Task goal >> Across the data below, state how many lines hold "JSON", and reply with nothing but that number.

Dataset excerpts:
☆ ☆ ☆

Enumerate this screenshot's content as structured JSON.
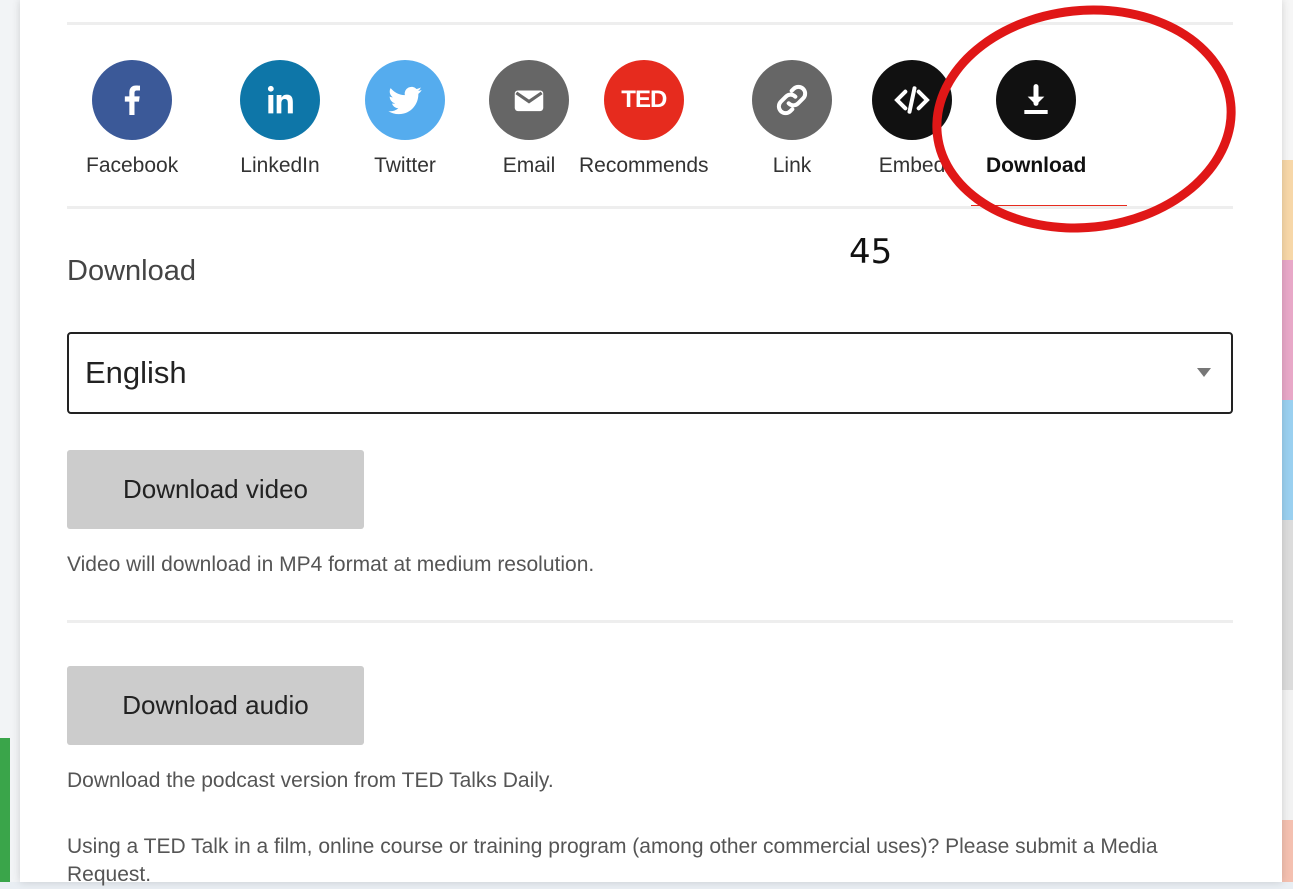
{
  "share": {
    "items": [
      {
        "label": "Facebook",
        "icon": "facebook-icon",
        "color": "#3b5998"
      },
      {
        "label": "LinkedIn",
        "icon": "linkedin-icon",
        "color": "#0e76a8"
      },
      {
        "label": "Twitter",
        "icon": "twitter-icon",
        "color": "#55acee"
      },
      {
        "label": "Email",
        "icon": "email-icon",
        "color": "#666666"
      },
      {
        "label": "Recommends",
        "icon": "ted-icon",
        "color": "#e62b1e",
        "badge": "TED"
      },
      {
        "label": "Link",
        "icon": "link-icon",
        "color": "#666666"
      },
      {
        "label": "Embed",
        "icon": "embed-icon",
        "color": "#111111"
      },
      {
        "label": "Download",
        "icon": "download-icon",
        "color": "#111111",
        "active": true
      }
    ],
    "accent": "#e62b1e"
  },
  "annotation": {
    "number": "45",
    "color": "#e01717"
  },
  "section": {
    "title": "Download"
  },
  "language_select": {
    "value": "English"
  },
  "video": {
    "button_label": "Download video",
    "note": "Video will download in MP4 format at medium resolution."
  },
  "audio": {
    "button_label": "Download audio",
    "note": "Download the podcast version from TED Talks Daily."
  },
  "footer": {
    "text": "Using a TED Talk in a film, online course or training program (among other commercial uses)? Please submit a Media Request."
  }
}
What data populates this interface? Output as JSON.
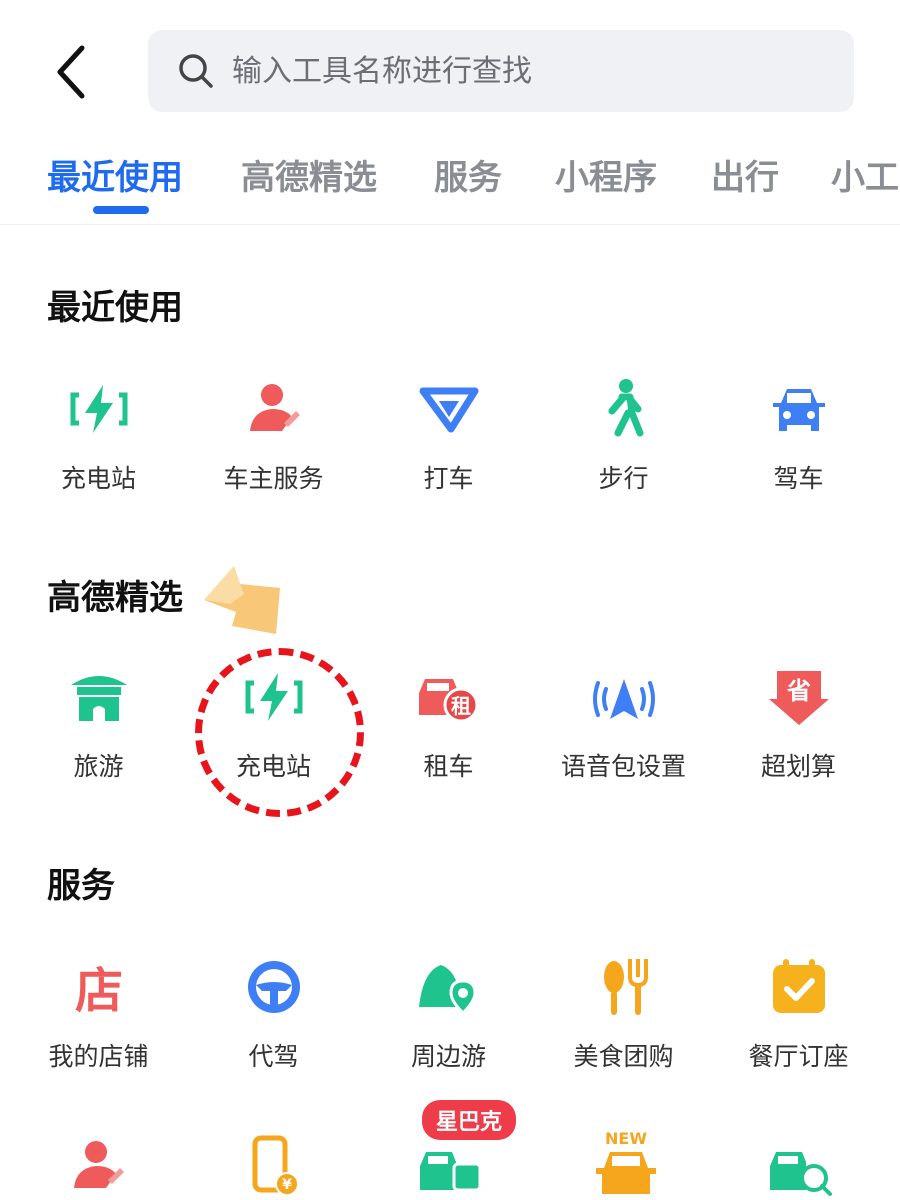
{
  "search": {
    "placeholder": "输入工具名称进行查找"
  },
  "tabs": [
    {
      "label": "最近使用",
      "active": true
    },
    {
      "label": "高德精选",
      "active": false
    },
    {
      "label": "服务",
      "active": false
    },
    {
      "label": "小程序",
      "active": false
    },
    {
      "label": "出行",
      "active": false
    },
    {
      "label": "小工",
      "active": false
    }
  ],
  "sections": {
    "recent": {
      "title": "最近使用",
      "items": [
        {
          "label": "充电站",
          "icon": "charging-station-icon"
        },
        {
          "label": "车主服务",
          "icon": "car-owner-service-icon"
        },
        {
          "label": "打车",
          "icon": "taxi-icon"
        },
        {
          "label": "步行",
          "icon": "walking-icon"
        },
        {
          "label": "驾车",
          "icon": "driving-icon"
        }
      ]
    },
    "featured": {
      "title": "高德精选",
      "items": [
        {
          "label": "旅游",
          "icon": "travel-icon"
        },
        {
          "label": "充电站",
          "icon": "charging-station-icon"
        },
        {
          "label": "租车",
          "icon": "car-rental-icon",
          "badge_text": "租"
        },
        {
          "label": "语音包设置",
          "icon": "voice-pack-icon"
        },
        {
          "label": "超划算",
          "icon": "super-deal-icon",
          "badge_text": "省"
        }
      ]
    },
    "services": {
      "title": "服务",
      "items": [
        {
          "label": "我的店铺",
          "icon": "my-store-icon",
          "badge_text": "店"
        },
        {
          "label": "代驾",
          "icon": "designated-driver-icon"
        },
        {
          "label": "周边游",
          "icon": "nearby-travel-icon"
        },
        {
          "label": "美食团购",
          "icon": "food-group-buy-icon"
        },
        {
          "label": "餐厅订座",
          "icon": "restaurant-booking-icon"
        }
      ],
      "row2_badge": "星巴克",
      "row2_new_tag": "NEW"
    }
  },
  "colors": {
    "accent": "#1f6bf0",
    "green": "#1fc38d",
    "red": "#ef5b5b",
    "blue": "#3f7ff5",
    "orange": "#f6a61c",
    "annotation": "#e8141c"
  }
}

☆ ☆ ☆

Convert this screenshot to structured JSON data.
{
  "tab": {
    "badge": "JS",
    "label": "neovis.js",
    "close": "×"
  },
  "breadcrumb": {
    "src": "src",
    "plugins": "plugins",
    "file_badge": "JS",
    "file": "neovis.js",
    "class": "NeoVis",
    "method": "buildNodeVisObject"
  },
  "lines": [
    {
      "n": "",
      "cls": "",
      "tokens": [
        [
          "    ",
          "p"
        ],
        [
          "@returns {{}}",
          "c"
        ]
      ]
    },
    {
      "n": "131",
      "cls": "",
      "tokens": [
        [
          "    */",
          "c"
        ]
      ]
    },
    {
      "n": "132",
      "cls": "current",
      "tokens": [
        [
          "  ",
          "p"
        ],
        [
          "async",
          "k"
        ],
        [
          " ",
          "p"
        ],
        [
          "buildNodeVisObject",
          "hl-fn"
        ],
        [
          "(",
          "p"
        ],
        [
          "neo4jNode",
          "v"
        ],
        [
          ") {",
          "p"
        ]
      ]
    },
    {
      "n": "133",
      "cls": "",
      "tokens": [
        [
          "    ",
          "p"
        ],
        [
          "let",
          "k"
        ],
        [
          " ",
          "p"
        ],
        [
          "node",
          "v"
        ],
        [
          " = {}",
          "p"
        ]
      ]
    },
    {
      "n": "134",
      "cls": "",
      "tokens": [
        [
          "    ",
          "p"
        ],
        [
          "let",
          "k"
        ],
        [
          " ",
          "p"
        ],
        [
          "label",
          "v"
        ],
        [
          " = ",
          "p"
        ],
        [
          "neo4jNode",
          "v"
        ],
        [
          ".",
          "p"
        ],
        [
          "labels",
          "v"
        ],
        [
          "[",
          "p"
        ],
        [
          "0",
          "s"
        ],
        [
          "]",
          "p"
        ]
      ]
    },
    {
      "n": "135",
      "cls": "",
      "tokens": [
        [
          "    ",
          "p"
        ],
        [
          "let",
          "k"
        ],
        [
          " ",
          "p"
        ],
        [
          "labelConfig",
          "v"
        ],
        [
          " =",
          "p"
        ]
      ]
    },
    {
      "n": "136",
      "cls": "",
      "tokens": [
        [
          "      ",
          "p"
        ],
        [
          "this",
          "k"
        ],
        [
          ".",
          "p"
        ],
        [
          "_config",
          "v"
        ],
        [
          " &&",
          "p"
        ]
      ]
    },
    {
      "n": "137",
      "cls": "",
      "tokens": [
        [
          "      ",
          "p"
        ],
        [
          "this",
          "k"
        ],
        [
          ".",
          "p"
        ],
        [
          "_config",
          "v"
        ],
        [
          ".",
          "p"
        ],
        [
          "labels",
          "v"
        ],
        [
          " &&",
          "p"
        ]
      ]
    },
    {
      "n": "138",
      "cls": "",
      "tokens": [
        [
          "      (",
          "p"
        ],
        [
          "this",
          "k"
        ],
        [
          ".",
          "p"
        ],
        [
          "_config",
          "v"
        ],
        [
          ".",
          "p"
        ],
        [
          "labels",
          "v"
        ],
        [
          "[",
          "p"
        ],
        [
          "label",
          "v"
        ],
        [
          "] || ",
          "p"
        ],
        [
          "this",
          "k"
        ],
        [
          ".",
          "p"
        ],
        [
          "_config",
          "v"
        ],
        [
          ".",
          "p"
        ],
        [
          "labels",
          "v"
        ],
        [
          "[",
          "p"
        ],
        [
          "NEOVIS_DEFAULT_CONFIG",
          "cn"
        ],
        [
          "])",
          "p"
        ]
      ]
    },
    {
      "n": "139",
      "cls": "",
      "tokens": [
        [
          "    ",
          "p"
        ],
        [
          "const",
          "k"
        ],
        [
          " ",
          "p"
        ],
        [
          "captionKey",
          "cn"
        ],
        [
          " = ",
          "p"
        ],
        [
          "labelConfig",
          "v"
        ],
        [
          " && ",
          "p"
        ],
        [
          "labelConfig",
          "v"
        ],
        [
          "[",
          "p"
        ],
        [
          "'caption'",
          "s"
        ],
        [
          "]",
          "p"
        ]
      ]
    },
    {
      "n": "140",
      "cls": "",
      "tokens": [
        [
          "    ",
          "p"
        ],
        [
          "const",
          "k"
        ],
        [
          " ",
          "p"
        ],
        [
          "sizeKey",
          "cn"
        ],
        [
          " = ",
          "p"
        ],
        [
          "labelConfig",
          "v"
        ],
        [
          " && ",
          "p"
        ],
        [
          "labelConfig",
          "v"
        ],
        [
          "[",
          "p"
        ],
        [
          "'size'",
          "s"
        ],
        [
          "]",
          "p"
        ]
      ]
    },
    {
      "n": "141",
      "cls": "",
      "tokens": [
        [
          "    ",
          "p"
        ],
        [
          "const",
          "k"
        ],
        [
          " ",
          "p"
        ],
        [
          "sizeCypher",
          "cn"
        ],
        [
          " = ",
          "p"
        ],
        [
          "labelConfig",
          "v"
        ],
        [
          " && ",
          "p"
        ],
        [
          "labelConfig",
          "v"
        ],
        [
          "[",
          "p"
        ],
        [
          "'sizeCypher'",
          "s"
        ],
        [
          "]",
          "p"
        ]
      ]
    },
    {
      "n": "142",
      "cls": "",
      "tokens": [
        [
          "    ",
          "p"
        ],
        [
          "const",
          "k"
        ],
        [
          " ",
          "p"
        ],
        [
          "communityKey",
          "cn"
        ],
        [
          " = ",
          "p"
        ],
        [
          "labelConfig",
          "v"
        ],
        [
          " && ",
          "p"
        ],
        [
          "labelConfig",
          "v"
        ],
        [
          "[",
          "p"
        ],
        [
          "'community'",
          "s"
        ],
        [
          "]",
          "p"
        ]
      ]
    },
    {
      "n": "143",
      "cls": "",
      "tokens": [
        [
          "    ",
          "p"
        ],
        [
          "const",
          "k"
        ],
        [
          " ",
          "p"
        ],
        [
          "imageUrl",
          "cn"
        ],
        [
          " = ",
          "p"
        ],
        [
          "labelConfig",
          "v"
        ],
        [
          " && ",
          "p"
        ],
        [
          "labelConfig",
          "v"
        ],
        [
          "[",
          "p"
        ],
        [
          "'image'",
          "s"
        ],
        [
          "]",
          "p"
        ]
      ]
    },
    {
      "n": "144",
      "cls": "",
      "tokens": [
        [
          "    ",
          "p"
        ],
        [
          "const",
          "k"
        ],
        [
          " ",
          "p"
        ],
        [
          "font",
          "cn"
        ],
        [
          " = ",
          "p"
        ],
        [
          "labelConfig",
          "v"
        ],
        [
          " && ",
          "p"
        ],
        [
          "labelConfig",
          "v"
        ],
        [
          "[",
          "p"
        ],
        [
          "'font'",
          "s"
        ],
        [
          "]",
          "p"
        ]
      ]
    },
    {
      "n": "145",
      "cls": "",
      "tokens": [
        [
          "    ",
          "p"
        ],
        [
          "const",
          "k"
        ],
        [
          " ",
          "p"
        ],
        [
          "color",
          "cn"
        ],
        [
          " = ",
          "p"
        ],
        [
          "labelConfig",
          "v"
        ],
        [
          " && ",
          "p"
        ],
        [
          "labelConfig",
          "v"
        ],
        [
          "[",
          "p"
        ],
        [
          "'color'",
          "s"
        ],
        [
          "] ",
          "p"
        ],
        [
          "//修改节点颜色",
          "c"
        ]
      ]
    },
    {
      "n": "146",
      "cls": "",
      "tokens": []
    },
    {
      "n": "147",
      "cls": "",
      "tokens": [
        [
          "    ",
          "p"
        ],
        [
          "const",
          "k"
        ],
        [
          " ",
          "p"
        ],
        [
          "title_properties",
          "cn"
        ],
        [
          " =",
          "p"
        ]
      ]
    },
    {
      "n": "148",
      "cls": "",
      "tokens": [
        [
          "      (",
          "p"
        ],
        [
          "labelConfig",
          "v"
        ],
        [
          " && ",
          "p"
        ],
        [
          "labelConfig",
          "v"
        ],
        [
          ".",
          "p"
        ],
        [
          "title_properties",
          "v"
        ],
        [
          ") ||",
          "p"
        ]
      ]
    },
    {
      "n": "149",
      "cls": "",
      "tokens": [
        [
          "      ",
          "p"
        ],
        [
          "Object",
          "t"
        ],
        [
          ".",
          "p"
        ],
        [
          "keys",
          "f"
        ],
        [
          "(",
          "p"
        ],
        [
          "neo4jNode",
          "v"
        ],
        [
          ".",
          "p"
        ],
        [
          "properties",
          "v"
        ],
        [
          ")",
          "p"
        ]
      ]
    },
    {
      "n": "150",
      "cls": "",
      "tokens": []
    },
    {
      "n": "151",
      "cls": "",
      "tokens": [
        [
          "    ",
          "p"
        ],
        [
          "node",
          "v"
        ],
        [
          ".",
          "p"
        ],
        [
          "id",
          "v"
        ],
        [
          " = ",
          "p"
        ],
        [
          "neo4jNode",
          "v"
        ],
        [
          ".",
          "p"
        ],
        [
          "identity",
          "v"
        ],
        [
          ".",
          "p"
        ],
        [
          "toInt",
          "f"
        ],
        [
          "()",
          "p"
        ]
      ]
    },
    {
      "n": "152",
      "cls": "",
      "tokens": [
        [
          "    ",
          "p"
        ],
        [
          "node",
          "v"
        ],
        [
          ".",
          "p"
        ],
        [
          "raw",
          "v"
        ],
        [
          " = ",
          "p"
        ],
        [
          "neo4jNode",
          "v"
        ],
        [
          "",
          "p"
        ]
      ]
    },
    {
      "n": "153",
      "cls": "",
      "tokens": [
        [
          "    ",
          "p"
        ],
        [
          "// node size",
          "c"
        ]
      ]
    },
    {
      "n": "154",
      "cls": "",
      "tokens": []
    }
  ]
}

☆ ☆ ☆

The answer >> 3